Article 14, Section 12 of the California Constitution requires the Governor to submit a budget to the Legislature by January 10 of each year.  The Constitution further required that the budget be accompanied by a budget bill, which the chairperson of the budget committees of each house of the legislature must introduce "immediately".  The legislature must pass the budget by June 15.    In the interval between the introduction and passing of the budget, various adjustments to revenues and expenditures are made.  The administration communicates these proposed changes by sending what is known as a "finance letter" to the chairpersons of the budget committees.  Adjustments to the Governor's budget are reflected in what is known as the "May Revise".  On May 10, Governor Newsom release the May Revise of  his 2024-2025 budget (California's fiscal year begins on July 1).    With respect to the…
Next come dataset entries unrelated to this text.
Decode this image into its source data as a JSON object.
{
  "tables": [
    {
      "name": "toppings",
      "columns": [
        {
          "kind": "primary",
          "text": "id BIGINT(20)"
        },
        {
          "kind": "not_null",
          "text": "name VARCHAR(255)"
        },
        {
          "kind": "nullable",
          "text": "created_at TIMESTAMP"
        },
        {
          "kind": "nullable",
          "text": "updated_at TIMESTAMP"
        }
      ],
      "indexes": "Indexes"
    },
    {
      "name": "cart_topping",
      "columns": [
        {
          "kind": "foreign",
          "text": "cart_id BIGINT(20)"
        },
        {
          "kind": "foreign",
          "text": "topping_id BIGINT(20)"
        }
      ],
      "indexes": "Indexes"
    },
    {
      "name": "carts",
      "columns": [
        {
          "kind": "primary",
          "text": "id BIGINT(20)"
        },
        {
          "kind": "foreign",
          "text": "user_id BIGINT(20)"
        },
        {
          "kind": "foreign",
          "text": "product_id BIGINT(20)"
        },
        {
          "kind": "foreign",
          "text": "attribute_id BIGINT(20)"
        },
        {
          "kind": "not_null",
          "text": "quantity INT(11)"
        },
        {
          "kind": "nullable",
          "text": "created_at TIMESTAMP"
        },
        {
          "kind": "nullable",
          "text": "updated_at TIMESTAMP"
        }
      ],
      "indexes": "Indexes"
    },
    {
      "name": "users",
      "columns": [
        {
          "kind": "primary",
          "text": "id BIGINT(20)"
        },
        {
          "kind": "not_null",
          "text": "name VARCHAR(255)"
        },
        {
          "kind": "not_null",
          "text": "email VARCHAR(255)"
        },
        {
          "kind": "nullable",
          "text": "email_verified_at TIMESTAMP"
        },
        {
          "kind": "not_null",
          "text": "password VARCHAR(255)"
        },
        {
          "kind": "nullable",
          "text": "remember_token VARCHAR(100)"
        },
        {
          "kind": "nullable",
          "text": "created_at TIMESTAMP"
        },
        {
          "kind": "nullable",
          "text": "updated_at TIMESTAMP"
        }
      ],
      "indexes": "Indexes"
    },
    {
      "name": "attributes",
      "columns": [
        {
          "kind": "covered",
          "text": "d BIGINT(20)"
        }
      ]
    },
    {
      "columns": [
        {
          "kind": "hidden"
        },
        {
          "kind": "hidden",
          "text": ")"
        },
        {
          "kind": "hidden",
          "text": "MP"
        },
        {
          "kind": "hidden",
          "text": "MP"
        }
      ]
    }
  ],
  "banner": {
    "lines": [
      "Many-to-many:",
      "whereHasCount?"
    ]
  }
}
SACRAMENTO, Calif. — California has a budget deficit of $27.6 billion, Gov. Gavin Newsom announced Friday – a gap so wide that he’s proposing cutting 10,000 vacant state jobs and suspending some widely used business tax deductions. The Democratic governor outlined the deficit Friday as part of his proposed $288 billion state budget for the fiscal year that starts July 1. It’s the largest of any state. “These are programs, propositions that I’ve long advanced — many of them,” Newsom said. “But you’ve got to do it. We have to be responsible. We have to be accountable.” Newsom also is proposing to cut funding for 260 different state programs. One-time cuts would include $2 billion for broadband that would have expanded broadband connections, $500 million that would have improved “water storage” in the drought-plagued state, and $272 million for employment services for the state’s welfare program.…